In the last month or so we have seen a flare-up in the fighting in east Ukraine, there are a number of theories behind this but that’s not what this piece is about. For me, it was a place where fighting was a day-to-day business. Nothing had changed, just a bit more coverage than usual. So for me, it was time to head back out there, to my home away from home.

I decided that I would hook up with some of my old teammates still slugging it out down there, they belong to a special operations unit working with a number of other units along the frontlines in one or two areas. One of the areas was our old stomping ground the town of Shyrokyne just on the outskirts of Mariupol. This really is one of them apocalyptic towns, not a building intact; bullet holes cover every surface in the area.

Since my last time out here, members of the Ukrainian Army had pushed all way through the town. So we had a FOB on the side I was once shooting at and working there in the night! It was a very surreal moment, driving into this end of town. I even had one them (what the fuck moments) as I realized where I was. To the see the damage that has been done and to know that you played a part in this is was  very real for me.

The roads were littered with tail ends from the mortars that have fallen over the years and of course holes, some big some small, not a patch of road left unscarred. As with good old Shyrokyne, it’s not long before the guns ring out and the bangs start. “Welcome home,” I said to myself with a cheesy grin on my face!

 

The situation in Shyrokyne is a straightforward one, to be honest. After the Ukrainian Army moved into the town, the separatists had pre-made trenches on the outskirts and very well made I must say. That will come as no surprise, they have had a long time to dig in, and when they pulled out of the town, this was to lure the Army into what can be only described as an IED hell! As the Ukrainian Army moved in, the separatists shelled the town and random sporadic gunfire would rattle throughout town, this would have made the de-mining effort a real shit mission to be on and I take my hat off to these boys.


(People left in such a hurry they left everything)

After the de-mining operations were done, the army began to fortify with its own trenches on the edge of the town. They also built up positions in the first rows of houses in the rear; a few mortar teams and tanks ready to roll in should shit hit the fan. But this was a combined effort not just by the Army but the Marines and SOF elements were involved in securing this key town. As it stands today, this how the situation remains “static” no forces can really attack without the result of heavy losses.

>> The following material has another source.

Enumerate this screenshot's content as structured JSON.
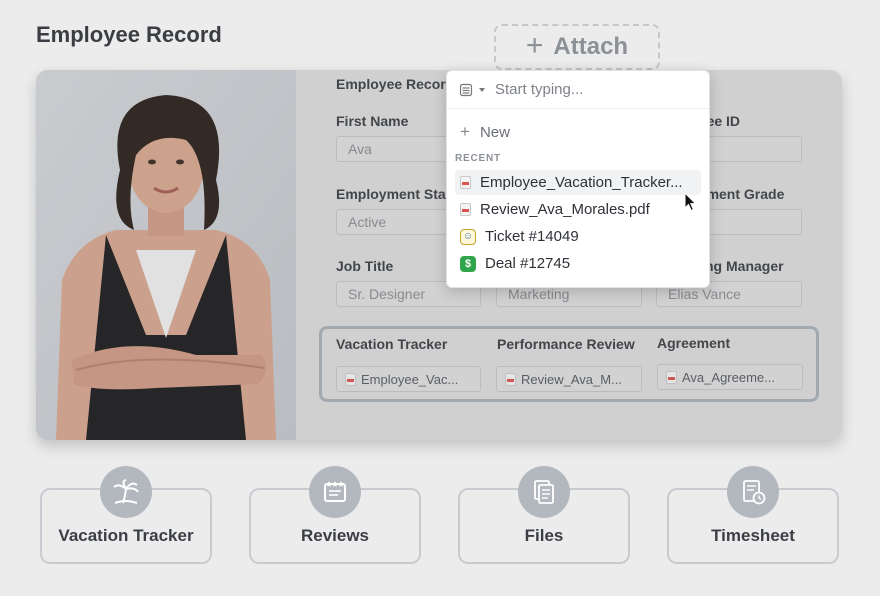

This is down to a couple of facts, the terrain is flat with the treeline not even offering protection as are they are skinny and offer no real cover from view. The front line trench on the Ukrainian side to the separatists’, side you’re looking at 800-900 meters of flat ground, even the closest one is 500m that’s a lot of flat ground to cover. On top of this, they have mined the area on both sides and to be honest, different groups have laid minefields then don’t pass the message on, so what you have is minefields in front of positions that they themselves are not even aware of!! Then we have the same on the separatists’ side, mining areas out fear and not marking them down, it’s a real clusterfuck.

Moving on from that to artillery, even the smallest forces could be seen trying to cross from one of these points the observers would inform the mortar teams to unleash hell! They have a ton of ammo and can sustain strikes for hours at a time. Even if they didn’t kill the attacking force in the strike, they would pin them down and open up with small arms with a clear line of sight. The third problem… they don’t have the manpower on both sides to take a loss like that, it would result in complete failed attempted on both sides and just waste of bodies. With heavier artillery pieces such as GRAD (multiple launch rocket system) well within range and tank crews 10 km away if the Ukrainian army were to make a big push, it could prove to be disastrous. I also believe this to be the same along the front line. (I will cover this issue in a different article.)


(Above a typical night)

On a day-to-day in this place, it is constant shooting small arms PKMs even AKs to small artillery barrages, AGS (long-range automatic grenade launchers) and 82mm not often but 120mm is used as well. The war down here is trench warfare, small skirmishes from both sides to probe and get a response. They both spend day and night observing, looking for a small change in the day-to-day activity. Some will hope they will attack as they are fed up of the static fight, and I do believe that the Ukrainian guys want this fight to end. They don’t want to keep stepping mines all the time and dying from Artillery strikes as this is the most common way to die down here. One other factor is the OSCE (unarmed civilian monitors) in my opinion they limit the Ukrainians capabilities to make any real advancements. The guys down there want to end this war, but fear the backlash they would get from their government in Kiev if they were informed that they are not complying with the ceasefire agreements. I will write a short article about the OSCE in Ukraine for you guys to have a better understanding of what they really do down there.

Thanks,

Jay